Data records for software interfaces
....................
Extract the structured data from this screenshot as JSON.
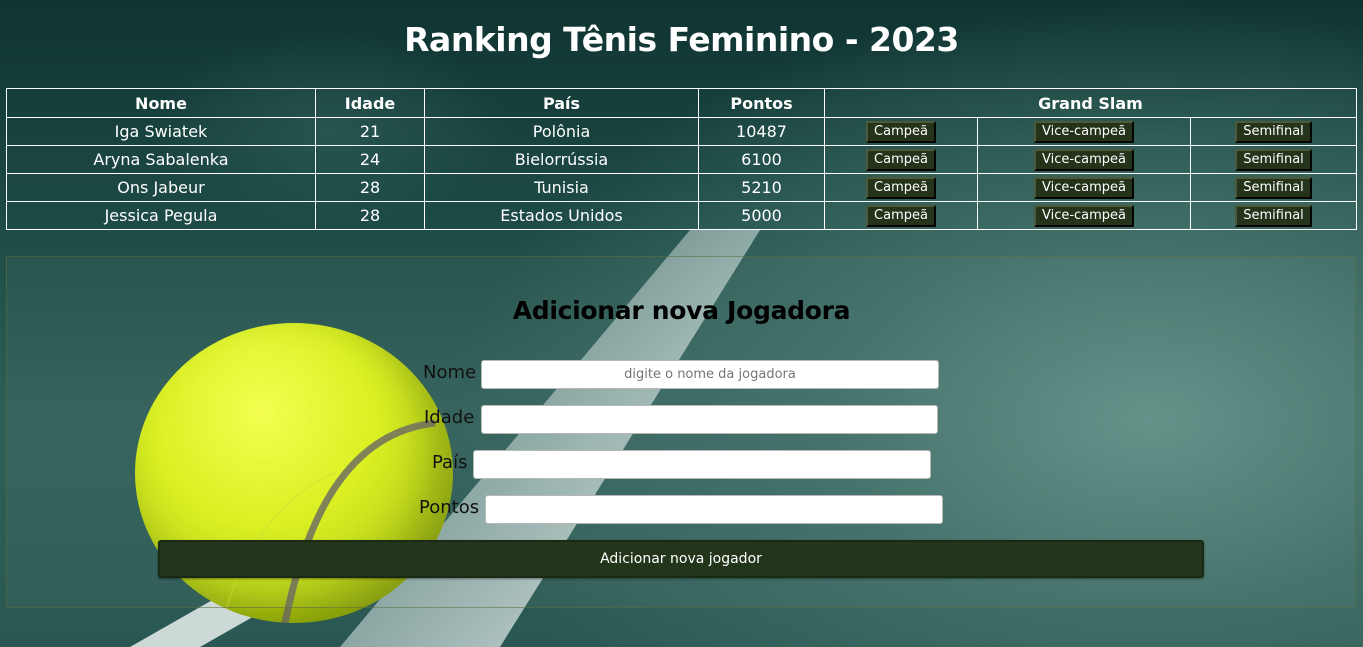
{
  "page": {
    "title": "Ranking Tênis Feminino - 2023"
  },
  "table": {
    "headers": {
      "name": "Nome",
      "age": "Idade",
      "country": "País",
      "points": "Pontos",
      "grand_slam": "Grand Slam"
    },
    "rows": [
      {
        "name": "Iga Swiatek",
        "age": "21",
        "country": "Polônia",
        "points": "10487"
      },
      {
        "name": "Aryna Sabalenka",
        "age": "24",
        "country": "Bielorrússia",
        "points": "6100"
      },
      {
        "name": "Ons Jabeur",
        "age": "28",
        "country": "Tunisia",
        "points": "5210"
      },
      {
        "name": "Jessica Pegula",
        "age": "28",
        "country": "Estados Unidos",
        "points": "5000"
      }
    ],
    "buttons": {
      "champion": "Campeã",
      "runner_up": "Vice-campeã",
      "semifinal": "Semifinal"
    }
  },
  "form": {
    "title": "Adicionar nova Jogadora",
    "name_label": "Nome",
    "name_placeholder": "digite o nome da jogadora",
    "name_value": "",
    "age_label": "Idade",
    "age_value": "",
    "country_label": "País",
    "country_value": "",
    "points_label": "Pontos",
    "points_value": "",
    "submit_label": "Adicionar nova jogador"
  },
  "colors": {
    "button_bg": "#24331a",
    "submit_bg": "#23361b",
    "ball": "#d9f01a"
  }
}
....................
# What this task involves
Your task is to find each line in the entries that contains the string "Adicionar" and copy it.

# Task result
    "title": "Adicionar nova Jogadora",
    "submit_label": "Adicionar nova jogador"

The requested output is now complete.